It stands out from several scientific studies that sleep deprivation obstructs the “cleanness” of the brain. A lack of sleeping, in fact, can lead to a deficit in terms of demolition of potentially neurotoxic waste products, which then accumulate in the central nervous system during the day.
Can sleep deprivation obstruct the “cleanness” of the brain?
Sleep deprivation is a condition that neurobiologists have been studying for years. As early as 2013, an article published on Science magazine showed how mice dispose of potentially-neurotoxic brain waste products through sleeping, so avoiding they can accumulate in the central nervous system during wakefulness. In this way, scientists could prove sleeping is indispensable, demonstrating that, while sleeping, there is a sort of brain “cleanness” in every animal being.

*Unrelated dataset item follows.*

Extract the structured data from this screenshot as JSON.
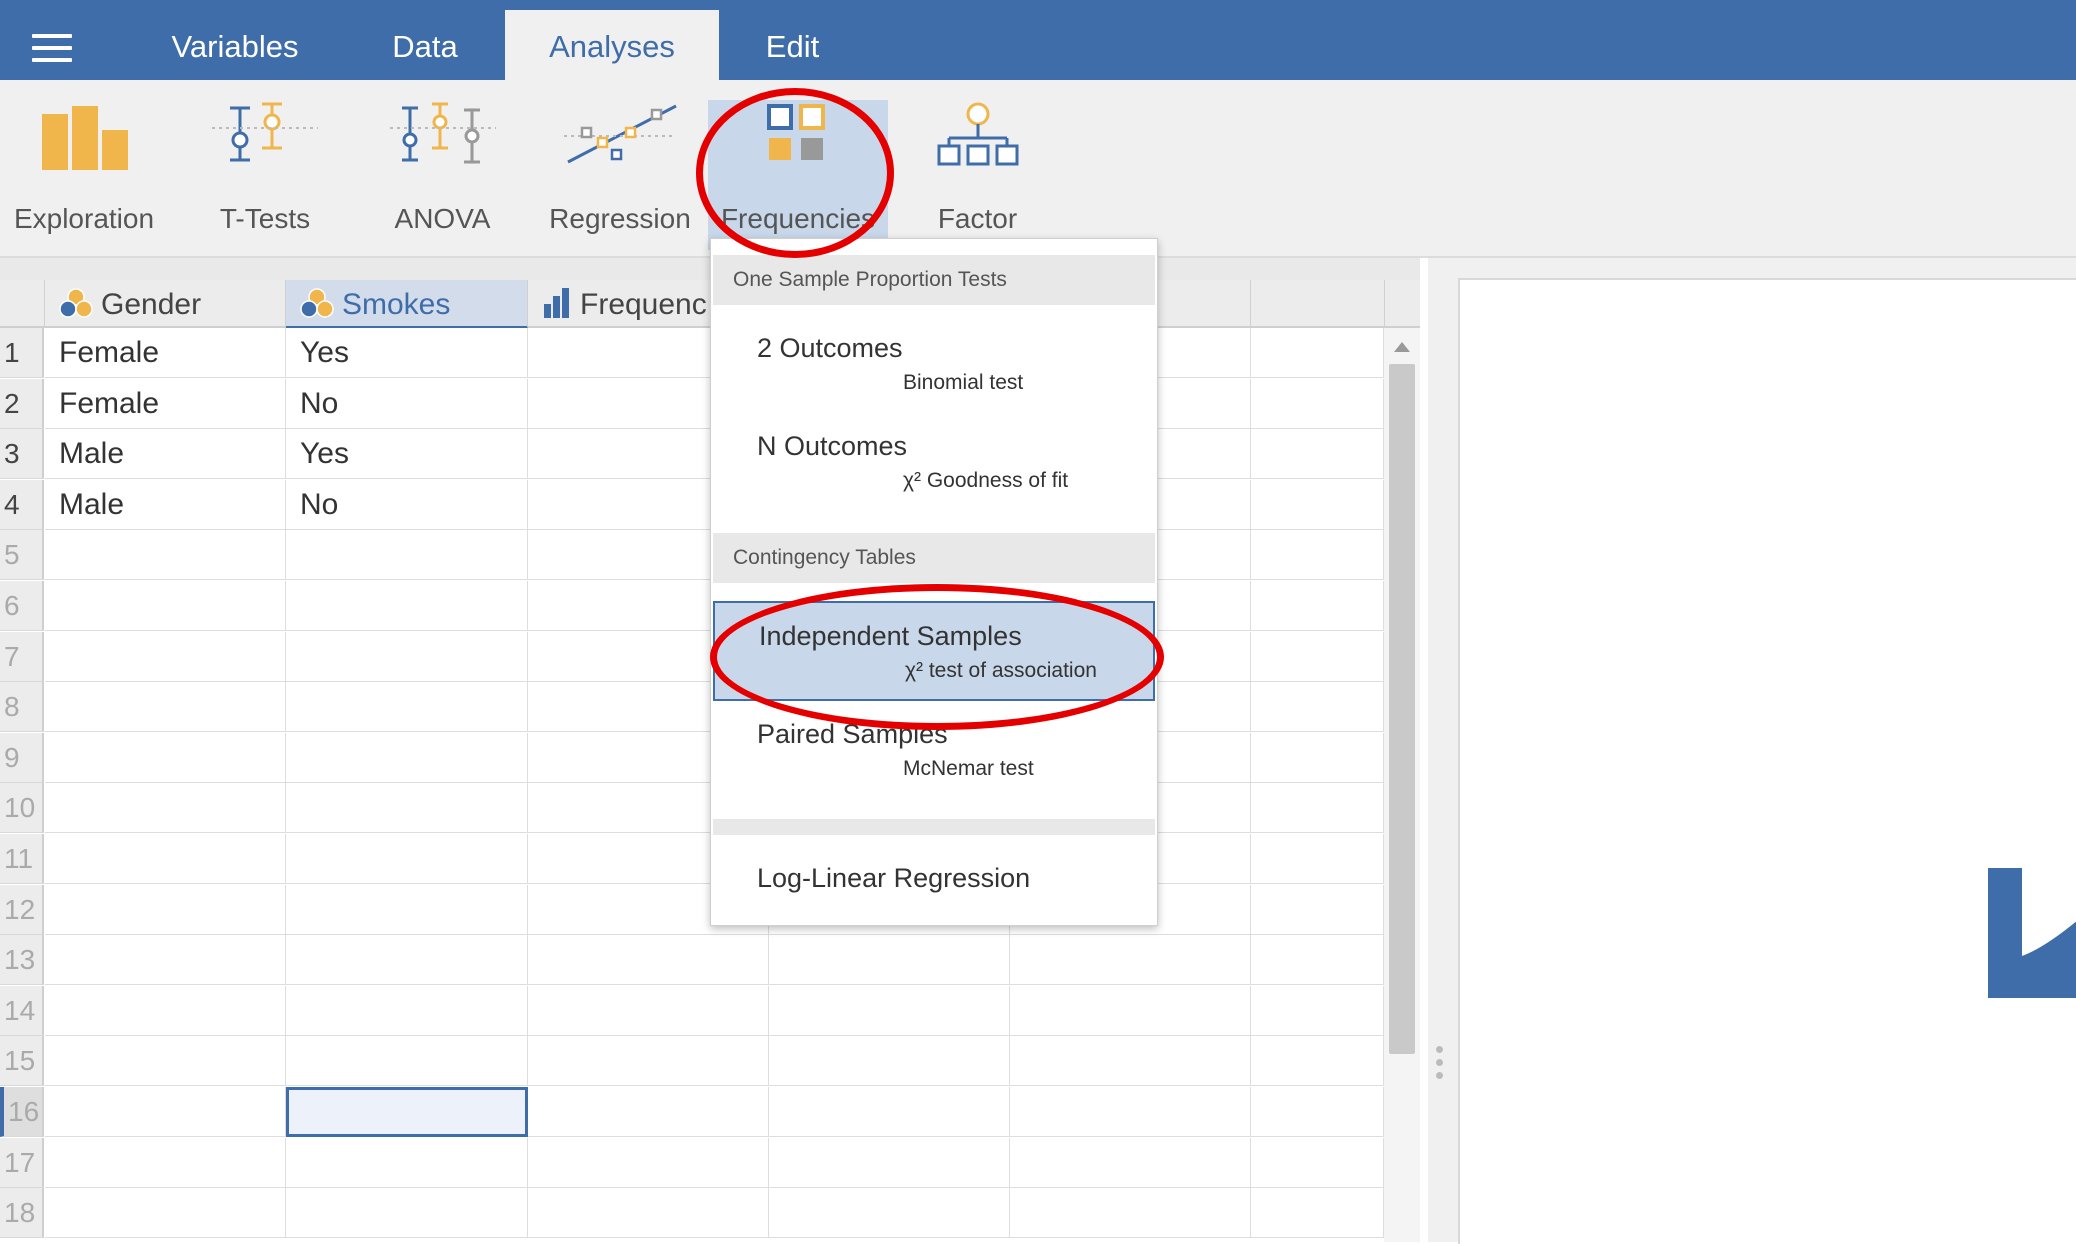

A recent study argues the validity of the theory
A recent study, this time published on Brain magazine, argues the truthfulness of that theory, suggesting those processes happen in the human being also. Researchers have shown lack of sleeping obstructs the elimination of waste molecules, which are a consequence of the neuronal activity during the day. These molecules have so accumulated within the space between cerebral cells. The research was leaded by the university of Oslo. The atheneum recruited 24 volunteers divided into two groups. Seven of them were subjected to a lack of sleeping lasting for an entire night, while the other 17 slept normally. Before the night, gadobutrol, a contrasting agent for magnetic resonance, was administered to everyone. Gadobutrol is a molecule which can be used for evaluating the transportation of excreted water-soluble metabolites along extravascular ways within the brain.
Researchers showed lack of sleeping increases the quantity of β-soluble amyloid, as well as the risk of formation of β-amyloid plaques. Furthermore, levels of tau in the interstitial fluid of hippocampus might increase. Both tau and beta amyloid worsen Alzheimer’s disease. After the night had passed, scientists quantified the presence of gadobutrol in 85 regions of the brain through the magnetic resonance. It stood out that an entire night without sleeping compromised the clearance in a big part of the brain, included the cerebral cortex.